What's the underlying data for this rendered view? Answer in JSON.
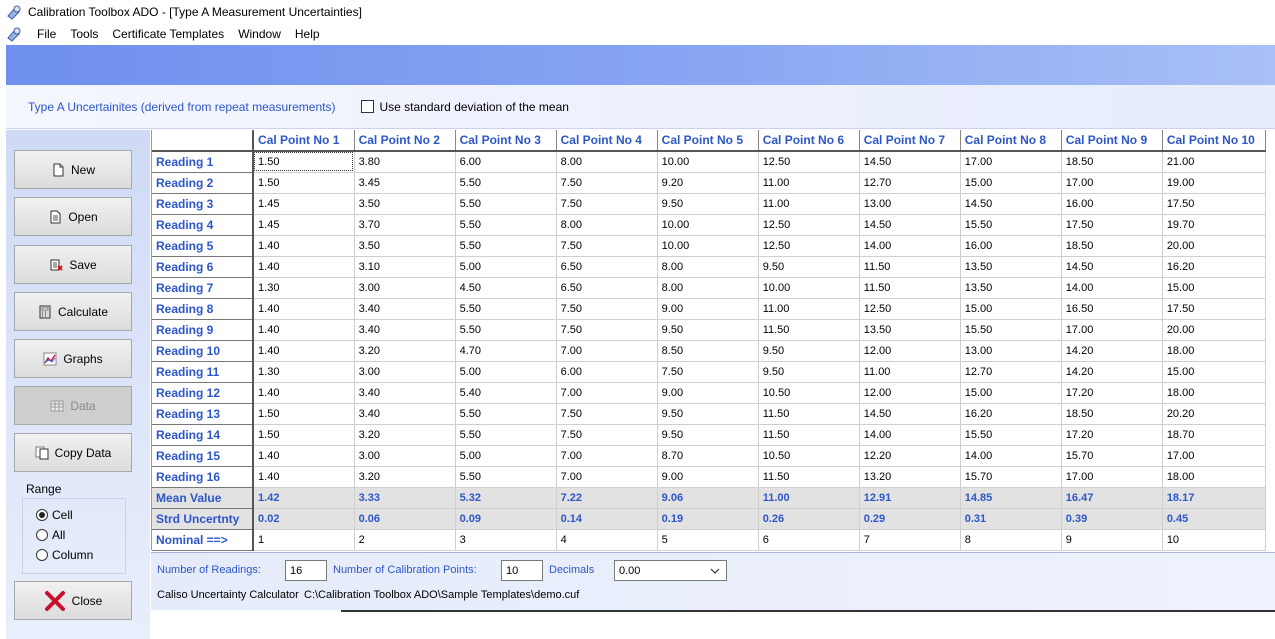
{
  "window": {
    "title": "Calibration Toolbox ADO - [Type A Measurement Uncertainties]"
  },
  "menu": [
    "File",
    "Tools",
    "Certificate Templates",
    "Window",
    "Help"
  ],
  "options": {
    "heading": "Type A Uncertainites (derived from repeat measurements)",
    "std_dev_label": "Use standard deviation of the mean",
    "std_dev_checked": false
  },
  "buttons": {
    "new": "New",
    "open": "Open",
    "save": "Save",
    "calculate": "Calculate",
    "graphs": "Graphs",
    "data": "Data",
    "copy_data": "Copy Data",
    "close": "Close"
  },
  "range": {
    "title": "Range",
    "options": [
      "Cell",
      "All",
      "Column"
    ],
    "selected": "Cell"
  },
  "grid": {
    "columns": [
      "Cal Point No 1",
      "Cal Point No 2",
      "Cal Point No 3",
      "Cal Point No 4",
      "Cal Point No 5",
      "Cal Point No 6",
      "Cal Point No 7",
      "Cal Point No 8",
      "Cal Point No 9",
      "Cal Point No 10"
    ],
    "readings": [
      {
        "label": "Reading 1",
        "values": [
          "1.50",
          "3.80",
          "6.00",
          "8.00",
          "10.00",
          "12.50",
          "14.50",
          "17.00",
          "18.50",
          "21.00"
        ]
      },
      {
        "label": "Reading 2",
        "values": [
          "1.50",
          "3.45",
          "5.50",
          "7.50",
          "9.20",
          "11.00",
          "12.70",
          "15.00",
          "17.00",
          "19.00"
        ]
      },
      {
        "label": "Reading 3",
        "values": [
          "1.45",
          "3.50",
          "5.50",
          "7.50",
          "9.50",
          "11.00",
          "13.00",
          "14.50",
          "16.00",
          "17.50"
        ]
      },
      {
        "label": "Reading 4",
        "values": [
          "1.45",
          "3.70",
          "5.50",
          "8.00",
          "10.00",
          "12.50",
          "14.50",
          "15.50",
          "17.50",
          "19.70"
        ]
      },
      {
        "label": "Reading 5",
        "values": [
          "1.40",
          "3.50",
          "5.50",
          "7.50",
          "10.00",
          "12.50",
          "14.00",
          "16.00",
          "18.50",
          "20.00"
        ]
      },
      {
        "label": "Reading 6",
        "values": [
          "1.40",
          "3.10",
          "5.00",
          "6.50",
          "8.00",
          "9.50",
          "11.50",
          "13.50",
          "14.50",
          "16.20"
        ]
      },
      {
        "label": "Reading 7",
        "values": [
          "1.30",
          "3.00",
          "4.50",
          "6.50",
          "8.00",
          "10.00",
          "11.50",
          "13.50",
          "14.00",
          "15.00"
        ]
      },
      {
        "label": "Reading 8",
        "values": [
          "1.40",
          "3.40",
          "5.50",
          "7.50",
          "9.00",
          "11.00",
          "12.50",
          "15.00",
          "16.50",
          "17.50"
        ]
      },
      {
        "label": "Reading 9",
        "values": [
          "1.40",
          "3.40",
          "5.50",
          "7.50",
          "9.50",
          "11.50",
          "13.50",
          "15.50",
          "17.00",
          "20.00"
        ]
      },
      {
        "label": "Reading 10",
        "values": [
          "1.40",
          "3.20",
          "4.70",
          "7.00",
          "8.50",
          "9.50",
          "12.00",
          "13.00",
          "14.20",
          "18.00"
        ]
      },
      {
        "label": "Reading 11",
        "values": [
          "1.30",
          "3.00",
          "5.00",
          "6.00",
          "7.50",
          "9.50",
          "11.00",
          "12.70",
          "14.20",
          "15.00"
        ]
      },
      {
        "label": "Reading 12",
        "values": [
          "1.40",
          "3.40",
          "5.40",
          "7.00",
          "9.00",
          "10.50",
          "12.00",
          "15.00",
          "17.20",
          "18.00"
        ]
      },
      {
        "label": "Reading 13",
        "values": [
          "1.50",
          "3.40",
          "5.50",
          "7.50",
          "9.50",
          "11.50",
          "14.50",
          "16.20",
          "18.50",
          "20.20"
        ]
      },
      {
        "label": "Reading 14",
        "values": [
          "1.50",
          "3.20",
          "5.50",
          "7.50",
          "9.50",
          "11.50",
          "14.00",
          "15.50",
          "17.20",
          "18.70"
        ]
      },
      {
        "label": "Reading 15",
        "values": [
          "1.40",
          "3.00",
          "5.00",
          "7.00",
          "8.70",
          "10.50",
          "12.20",
          "14.00",
          "15.70",
          "17.00"
        ]
      },
      {
        "label": "Reading 16",
        "values": [
          "1.40",
          "3.20",
          "5.50",
          "7.00",
          "9.00",
          "11.50",
          "13.20",
          "15.70",
          "17.00",
          "18.00"
        ]
      }
    ],
    "mean": {
      "label": "Mean Value",
      "values": [
        "1.42",
        "3.33",
        "5.32",
        "7.22",
        "9.06",
        "11.00",
        "12.91",
        "14.85",
        "16.47",
        "18.17"
      ]
    },
    "uncertainty": {
      "label": "Strd Uncertnty",
      "values": [
        "0.02",
        "0.06",
        "0.09",
        "0.14",
        "0.19",
        "0.26",
        "0.29",
        "0.31",
        "0.39",
        "0.45"
      ]
    },
    "nominal": {
      "label": "Nominal    ==>",
      "values": [
        "1",
        "2",
        "3",
        "4",
        "5",
        "6",
        "7",
        "8",
        "9",
        "10"
      ]
    }
  },
  "bottom": {
    "num_readings_label": "Number of Readings:",
    "num_readings": "16",
    "num_points_label": "Number of Calibration Points:",
    "num_points": "10",
    "decimals_label": "Decimals",
    "decimals": "0.00",
    "status_app": "Caliso Uncertainty Calculator",
    "status_path": "C:\\Calibration Toolbox ADO\\Sample Templates\\demo.cuf"
  },
  "colors": {
    "accent_blue": "#2d56c8",
    "banner_start": "#6f8fee",
    "banner_end": "#a9c0f6"
  }
}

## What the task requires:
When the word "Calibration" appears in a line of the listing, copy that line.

## Result of this exercise:
    "title": "Calibration Toolbox ADO - [Type A Measurement Uncertainties]"
    "num_points_label": "Number of Calibration Points:",
    "status_path": "C:\\Calibration Toolbox ADO\\Sample Templates\\demo.cuf"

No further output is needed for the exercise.